• [Goal of the exercise]
Locate every line in the material below that has the word "selected". Copy each of those lines.

══════

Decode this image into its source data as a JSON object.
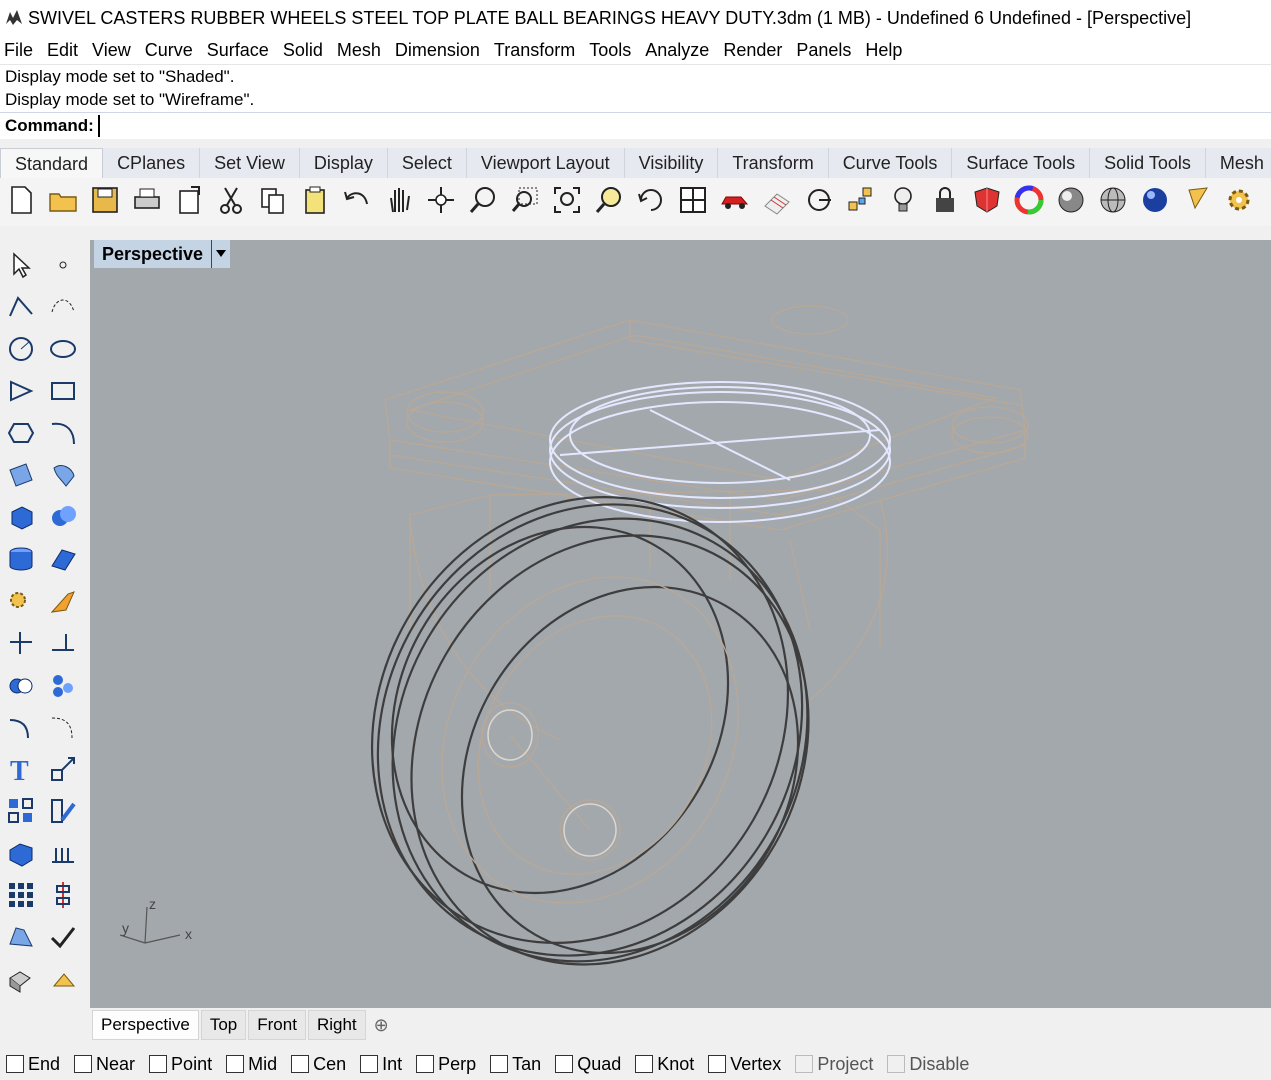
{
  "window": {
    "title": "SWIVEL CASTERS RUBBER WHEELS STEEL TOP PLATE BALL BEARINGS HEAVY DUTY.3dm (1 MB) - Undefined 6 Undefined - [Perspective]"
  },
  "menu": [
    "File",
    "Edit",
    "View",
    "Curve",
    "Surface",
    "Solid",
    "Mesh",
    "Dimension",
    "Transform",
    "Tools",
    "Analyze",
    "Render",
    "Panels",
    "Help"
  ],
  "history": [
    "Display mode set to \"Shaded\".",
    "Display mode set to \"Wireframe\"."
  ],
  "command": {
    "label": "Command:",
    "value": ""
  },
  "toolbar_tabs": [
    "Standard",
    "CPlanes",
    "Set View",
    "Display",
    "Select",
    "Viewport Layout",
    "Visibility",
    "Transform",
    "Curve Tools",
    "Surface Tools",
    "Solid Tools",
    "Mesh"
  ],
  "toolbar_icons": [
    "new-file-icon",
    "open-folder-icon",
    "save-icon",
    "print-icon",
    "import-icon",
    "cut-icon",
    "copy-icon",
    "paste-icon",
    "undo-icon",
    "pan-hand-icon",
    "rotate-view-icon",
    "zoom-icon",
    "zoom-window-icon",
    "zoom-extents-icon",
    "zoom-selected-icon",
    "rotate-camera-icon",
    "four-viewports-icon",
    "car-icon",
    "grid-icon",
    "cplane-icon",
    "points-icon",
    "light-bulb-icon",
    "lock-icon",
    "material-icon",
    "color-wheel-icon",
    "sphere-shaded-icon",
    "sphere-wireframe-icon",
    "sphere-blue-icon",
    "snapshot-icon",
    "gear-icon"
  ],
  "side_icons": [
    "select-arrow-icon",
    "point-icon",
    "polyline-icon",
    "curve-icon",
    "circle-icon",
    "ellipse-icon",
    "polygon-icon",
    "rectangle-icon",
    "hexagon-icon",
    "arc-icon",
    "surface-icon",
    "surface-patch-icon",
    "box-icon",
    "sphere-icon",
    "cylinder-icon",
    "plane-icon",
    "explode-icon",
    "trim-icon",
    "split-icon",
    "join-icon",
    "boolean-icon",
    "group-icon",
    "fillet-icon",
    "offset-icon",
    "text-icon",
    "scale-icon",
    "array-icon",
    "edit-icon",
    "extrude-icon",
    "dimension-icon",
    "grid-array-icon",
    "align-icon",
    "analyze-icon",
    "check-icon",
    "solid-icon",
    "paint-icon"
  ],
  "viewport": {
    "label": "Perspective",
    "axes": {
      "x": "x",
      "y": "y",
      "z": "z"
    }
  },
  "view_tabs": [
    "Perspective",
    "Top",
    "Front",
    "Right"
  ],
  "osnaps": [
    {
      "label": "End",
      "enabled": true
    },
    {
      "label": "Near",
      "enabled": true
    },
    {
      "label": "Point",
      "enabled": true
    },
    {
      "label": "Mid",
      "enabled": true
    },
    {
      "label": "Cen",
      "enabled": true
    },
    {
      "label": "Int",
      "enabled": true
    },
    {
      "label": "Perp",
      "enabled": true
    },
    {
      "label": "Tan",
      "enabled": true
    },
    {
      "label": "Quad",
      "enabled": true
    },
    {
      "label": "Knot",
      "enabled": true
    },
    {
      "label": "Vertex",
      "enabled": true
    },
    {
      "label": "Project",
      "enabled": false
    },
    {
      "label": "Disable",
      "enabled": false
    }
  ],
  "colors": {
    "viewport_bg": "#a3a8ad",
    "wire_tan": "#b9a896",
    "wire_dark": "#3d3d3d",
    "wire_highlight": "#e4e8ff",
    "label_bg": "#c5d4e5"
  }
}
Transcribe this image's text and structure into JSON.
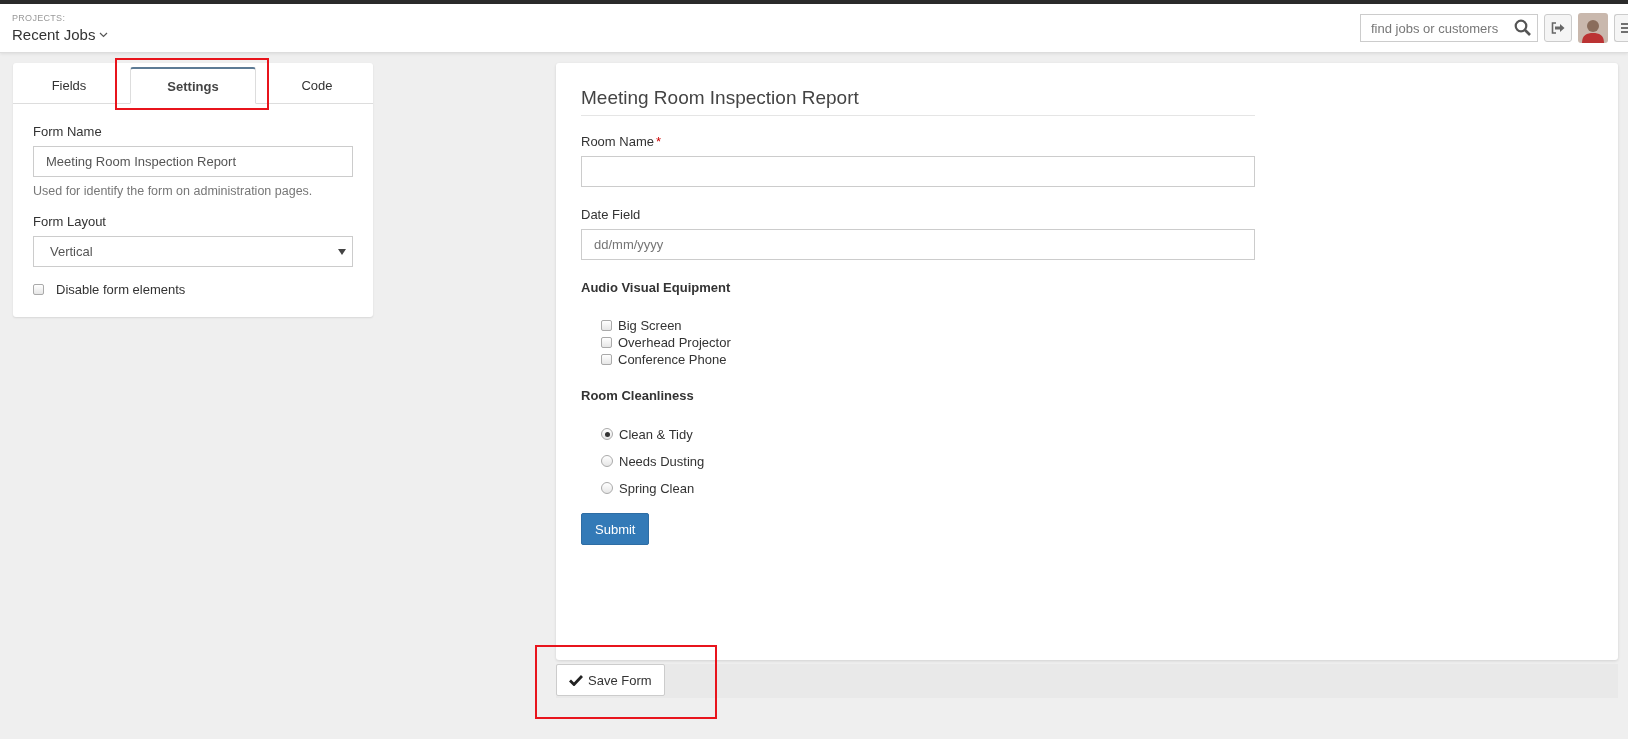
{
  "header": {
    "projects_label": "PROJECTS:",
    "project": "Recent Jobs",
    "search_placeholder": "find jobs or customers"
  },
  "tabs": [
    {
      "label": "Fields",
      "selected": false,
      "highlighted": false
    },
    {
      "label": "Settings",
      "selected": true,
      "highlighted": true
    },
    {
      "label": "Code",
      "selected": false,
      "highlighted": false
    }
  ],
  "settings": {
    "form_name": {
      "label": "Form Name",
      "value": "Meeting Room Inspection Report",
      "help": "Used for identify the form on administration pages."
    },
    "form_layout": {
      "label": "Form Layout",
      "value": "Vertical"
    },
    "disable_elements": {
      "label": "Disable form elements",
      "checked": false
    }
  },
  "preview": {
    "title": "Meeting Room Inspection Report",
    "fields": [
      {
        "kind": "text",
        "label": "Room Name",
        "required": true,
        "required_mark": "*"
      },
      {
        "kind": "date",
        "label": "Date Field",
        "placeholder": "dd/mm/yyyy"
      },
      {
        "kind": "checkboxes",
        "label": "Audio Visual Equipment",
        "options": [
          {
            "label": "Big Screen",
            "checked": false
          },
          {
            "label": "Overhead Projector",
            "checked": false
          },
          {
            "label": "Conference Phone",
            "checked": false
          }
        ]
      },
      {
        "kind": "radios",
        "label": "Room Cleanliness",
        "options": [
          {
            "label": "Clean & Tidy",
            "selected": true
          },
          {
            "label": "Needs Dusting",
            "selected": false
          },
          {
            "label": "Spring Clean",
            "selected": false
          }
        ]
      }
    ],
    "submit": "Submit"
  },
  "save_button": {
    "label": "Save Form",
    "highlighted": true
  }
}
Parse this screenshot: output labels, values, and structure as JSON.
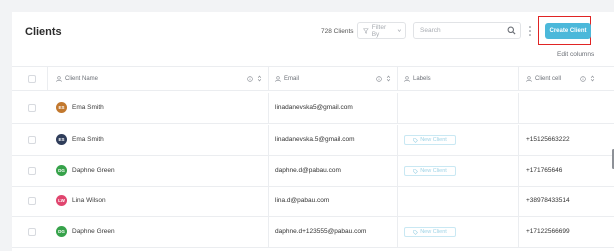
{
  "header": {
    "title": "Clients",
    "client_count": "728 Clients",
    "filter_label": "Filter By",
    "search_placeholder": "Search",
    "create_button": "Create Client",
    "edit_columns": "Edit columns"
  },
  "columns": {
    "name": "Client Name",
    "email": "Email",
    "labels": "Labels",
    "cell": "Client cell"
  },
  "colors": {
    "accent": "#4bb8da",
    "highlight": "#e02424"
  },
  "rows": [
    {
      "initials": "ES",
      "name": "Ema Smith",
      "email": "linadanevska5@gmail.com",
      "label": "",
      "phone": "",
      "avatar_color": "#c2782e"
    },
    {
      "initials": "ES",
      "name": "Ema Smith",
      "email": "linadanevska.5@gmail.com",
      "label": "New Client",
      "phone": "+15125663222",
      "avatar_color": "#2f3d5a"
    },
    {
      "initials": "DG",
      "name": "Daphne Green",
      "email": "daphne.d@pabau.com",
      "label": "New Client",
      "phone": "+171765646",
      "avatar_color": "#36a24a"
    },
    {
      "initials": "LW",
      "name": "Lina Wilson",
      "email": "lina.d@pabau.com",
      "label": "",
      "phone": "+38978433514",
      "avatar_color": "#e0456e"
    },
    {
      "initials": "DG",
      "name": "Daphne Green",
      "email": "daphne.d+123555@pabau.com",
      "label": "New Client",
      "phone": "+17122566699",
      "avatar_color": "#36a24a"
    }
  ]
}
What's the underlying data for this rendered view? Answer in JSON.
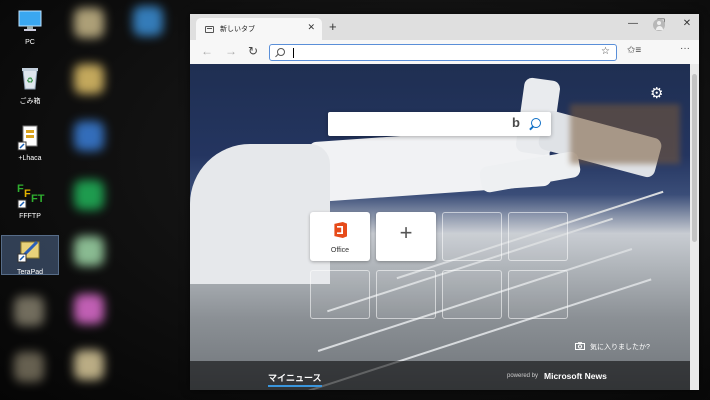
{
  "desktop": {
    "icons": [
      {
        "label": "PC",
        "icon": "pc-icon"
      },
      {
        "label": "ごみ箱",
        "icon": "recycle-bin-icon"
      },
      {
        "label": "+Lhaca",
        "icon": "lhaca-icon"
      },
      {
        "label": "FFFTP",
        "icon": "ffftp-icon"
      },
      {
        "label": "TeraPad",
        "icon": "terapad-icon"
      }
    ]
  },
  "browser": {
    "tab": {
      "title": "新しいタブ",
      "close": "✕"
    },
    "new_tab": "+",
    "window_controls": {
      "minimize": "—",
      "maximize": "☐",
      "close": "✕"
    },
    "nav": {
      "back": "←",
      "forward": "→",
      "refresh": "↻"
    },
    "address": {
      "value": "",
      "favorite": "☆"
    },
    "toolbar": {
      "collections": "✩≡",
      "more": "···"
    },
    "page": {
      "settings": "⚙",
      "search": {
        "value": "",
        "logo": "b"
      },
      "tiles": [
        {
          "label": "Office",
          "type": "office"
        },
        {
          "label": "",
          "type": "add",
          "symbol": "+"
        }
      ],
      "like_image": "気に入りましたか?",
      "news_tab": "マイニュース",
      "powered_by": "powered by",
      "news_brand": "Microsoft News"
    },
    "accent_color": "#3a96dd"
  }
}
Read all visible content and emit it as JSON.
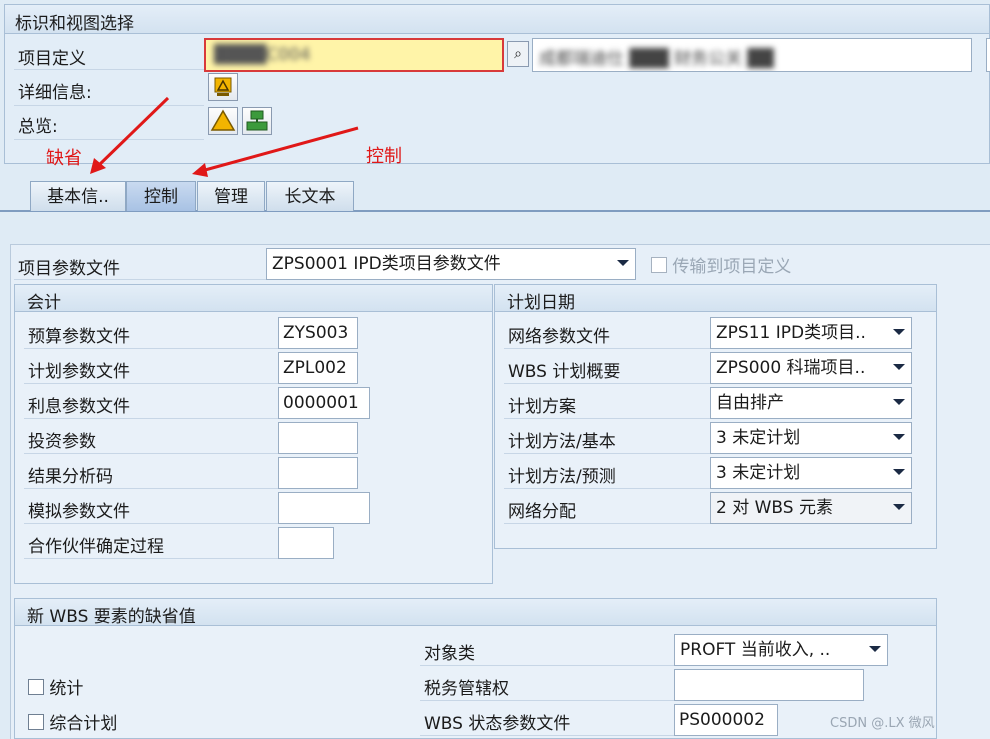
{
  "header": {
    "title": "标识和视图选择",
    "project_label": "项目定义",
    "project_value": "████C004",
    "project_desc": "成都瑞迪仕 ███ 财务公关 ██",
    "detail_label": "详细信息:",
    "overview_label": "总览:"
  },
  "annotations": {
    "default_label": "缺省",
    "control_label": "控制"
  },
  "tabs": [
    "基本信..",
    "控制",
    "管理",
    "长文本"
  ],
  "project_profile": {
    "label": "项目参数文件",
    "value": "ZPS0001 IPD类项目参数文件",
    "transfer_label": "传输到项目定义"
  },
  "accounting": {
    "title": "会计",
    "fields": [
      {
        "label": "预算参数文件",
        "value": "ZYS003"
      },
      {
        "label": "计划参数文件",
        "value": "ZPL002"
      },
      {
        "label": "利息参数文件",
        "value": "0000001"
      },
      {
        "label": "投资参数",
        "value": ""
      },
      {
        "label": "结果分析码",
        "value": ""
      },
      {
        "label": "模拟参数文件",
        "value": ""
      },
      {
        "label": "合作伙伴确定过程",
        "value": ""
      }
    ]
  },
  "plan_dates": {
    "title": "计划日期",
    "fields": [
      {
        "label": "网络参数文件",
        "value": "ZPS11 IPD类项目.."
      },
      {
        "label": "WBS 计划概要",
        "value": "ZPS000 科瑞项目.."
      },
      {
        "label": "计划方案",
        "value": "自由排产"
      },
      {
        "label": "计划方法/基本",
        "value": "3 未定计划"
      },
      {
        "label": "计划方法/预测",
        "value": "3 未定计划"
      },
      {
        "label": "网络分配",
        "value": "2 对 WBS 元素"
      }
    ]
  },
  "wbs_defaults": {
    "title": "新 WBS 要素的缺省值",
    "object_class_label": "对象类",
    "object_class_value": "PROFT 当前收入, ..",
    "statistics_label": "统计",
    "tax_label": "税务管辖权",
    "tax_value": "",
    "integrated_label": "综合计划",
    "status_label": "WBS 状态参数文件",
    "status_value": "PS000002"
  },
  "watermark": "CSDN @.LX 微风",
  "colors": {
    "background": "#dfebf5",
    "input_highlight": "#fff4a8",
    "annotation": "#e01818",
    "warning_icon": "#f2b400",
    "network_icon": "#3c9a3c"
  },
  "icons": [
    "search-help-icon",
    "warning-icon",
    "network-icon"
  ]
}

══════

• [Response area]
    "zoom-selected-icon",
      "selected": false,
      "selected": true,
      "selected": false,
            "selected": true
            "selected": false
            "selected": false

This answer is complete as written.